» Data records for software interfaces

=== Begin Enclosure ===

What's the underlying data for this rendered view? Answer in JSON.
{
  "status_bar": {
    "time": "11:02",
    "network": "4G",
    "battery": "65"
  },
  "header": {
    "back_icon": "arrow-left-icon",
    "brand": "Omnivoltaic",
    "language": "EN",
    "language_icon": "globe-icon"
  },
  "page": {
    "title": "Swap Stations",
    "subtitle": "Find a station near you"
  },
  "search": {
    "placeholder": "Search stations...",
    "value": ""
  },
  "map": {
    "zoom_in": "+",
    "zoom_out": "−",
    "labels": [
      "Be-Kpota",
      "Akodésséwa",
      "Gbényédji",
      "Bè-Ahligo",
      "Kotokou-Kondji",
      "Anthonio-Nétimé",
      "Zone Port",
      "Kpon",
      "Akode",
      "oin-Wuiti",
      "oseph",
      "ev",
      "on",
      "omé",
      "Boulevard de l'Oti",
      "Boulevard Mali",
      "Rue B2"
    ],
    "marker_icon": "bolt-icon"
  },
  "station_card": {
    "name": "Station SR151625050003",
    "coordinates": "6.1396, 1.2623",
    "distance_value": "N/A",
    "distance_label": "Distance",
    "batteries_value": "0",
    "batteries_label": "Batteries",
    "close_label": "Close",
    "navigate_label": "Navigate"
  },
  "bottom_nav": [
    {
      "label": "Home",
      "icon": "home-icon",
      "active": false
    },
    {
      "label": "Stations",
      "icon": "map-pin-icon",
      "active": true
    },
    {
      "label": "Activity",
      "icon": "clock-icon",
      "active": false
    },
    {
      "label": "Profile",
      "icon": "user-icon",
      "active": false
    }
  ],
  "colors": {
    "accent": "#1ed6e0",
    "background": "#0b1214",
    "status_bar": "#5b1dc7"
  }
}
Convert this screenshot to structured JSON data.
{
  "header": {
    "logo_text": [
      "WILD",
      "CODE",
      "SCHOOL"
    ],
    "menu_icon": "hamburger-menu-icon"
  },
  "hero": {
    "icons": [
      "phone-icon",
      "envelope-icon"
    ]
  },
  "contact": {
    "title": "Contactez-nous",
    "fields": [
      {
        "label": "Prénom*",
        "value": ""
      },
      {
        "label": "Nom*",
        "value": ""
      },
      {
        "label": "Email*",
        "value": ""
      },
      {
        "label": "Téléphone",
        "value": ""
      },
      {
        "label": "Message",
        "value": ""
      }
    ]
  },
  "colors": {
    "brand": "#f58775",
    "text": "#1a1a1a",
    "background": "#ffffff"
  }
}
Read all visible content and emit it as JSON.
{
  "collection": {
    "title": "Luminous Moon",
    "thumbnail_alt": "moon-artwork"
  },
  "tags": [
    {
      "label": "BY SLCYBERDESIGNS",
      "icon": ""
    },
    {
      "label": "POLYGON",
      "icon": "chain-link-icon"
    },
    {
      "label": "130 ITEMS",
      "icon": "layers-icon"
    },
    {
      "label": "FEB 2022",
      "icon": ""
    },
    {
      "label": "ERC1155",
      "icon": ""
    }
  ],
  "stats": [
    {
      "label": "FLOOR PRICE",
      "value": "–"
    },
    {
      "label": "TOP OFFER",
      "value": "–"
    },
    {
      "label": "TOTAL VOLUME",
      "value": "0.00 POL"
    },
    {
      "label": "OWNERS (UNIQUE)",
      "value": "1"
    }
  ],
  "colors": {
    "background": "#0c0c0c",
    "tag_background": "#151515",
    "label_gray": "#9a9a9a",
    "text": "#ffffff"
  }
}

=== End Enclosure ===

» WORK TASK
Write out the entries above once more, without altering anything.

» SOLUTION
What's the underlying data for this rendered view? Answer in JSON.
{
  "status_bar": {
    "time": "11:02",
    "network": "4G",
    "battery": "65"
  },
  "header": {
    "back_icon": "arrow-left-icon",
    "brand": "Omnivoltaic",
    "language": "EN",
    "language_icon": "globe-icon"
  },
  "page": {
    "title": "Swap Stations",
    "subtitle": "Find a station near you"
  },
  "search": {
    "placeholder": "Search stations...",
    "value": ""
  },
  "map": {
    "zoom_in": "+",
    "zoom_out": "−",
    "labels": [
      "Be-Kpota",
      "Akodésséwa",
      "Gbényédji",
      "Bè-Ahligo",
      "Kotokou-Kondji",
      "Anthonio-Nétimé",
      "Zone Port",
      "Kpon",
      "Akode",
      "oin-Wuiti",
      "oseph",
      "ev",
      "on",
      "omé",
      "Boulevard de l'Oti",
      "Boulevard Mali",
      "Rue B2"
    ],
    "marker_icon": "bolt-icon"
  },
  "station_card": {
    "name": "Station SR151625050003",
    "coordinates": "6.1396, 1.2623",
    "distance_value": "N/A",
    "distance_label": "Distance",
    "batteries_value": "0",
    "batteries_label": "Batteries",
    "close_label": "Close",
    "navigate_label": "Navigate"
  },
  "bottom_nav": [
    {
      "label": "Home",
      "icon": "home-icon",
      "active": false
    },
    {
      "label": "Stations",
      "icon": "map-pin-icon",
      "active": true
    },
    {
      "label": "Activity",
      "icon": "clock-icon",
      "active": false
    },
    {
      "label": "Profile",
      "icon": "user-icon",
      "active": false
    }
  ],
  "colors": {
    "accent": "#1ed6e0",
    "background": "#0b1214",
    "status_bar": "#5b1dc7"
  }
}
Convert this screenshot to structured JSON data.
{
  "header": {
    "logo_text": [
      "WILD",
      "CODE",
      "SCHOOL"
    ],
    "menu_icon": "hamburger-menu-icon"
  },
  "hero": {
    "icons": [
      "phone-icon",
      "envelope-icon"
    ]
  },
  "contact": {
    "title": "Contactez-nous",
    "fields": [
      {
        "label": "Prénom*",
        "value": ""
      },
      {
        "label": "Nom*",
        "value": ""
      },
      {
        "label": "Email*",
        "value": ""
      },
      {
        "label": "Téléphone",
        "value": ""
      },
      {
        "label": "Message",
        "value": ""
      }
    ]
  },
  "colors": {
    "brand": "#f58775",
    "text": "#1a1a1a",
    "background": "#ffffff"
  }
}
Read all visible content and emit it as JSON.
{
  "collection": {
    "title": "Luminous Moon",
    "thumbnail_alt": "moon-artwork"
  },
  "tags": [
    {
      "label": "BY SLCYBERDESIGNS",
      "icon": ""
    },
    {
      "label": "POLYGON",
      "icon": "chain-link-icon"
    },
    {
      "label": "130 ITEMS",
      "icon": "layers-icon"
    },
    {
      "label": "FEB 2022",
      "icon": ""
    },
    {
      "label": "ERC1155",
      "icon": ""
    }
  ],
  "stats": [
    {
      "label": "FLOOR PRICE",
      "value": "–"
    },
    {
      "label": "TOP OFFER",
      "value": "–"
    },
    {
      "label": "TOTAL VOLUME",
      "value": "0.00 POL"
    },
    {
      "label": "OWNERS (UNIQUE)",
      "value": "1"
    }
  ],
  "colors": {
    "background": "#0c0c0c",
    "tag_background": "#151515",
    "label_gray": "#9a9a9a",
    "text": "#ffffff"
  }
}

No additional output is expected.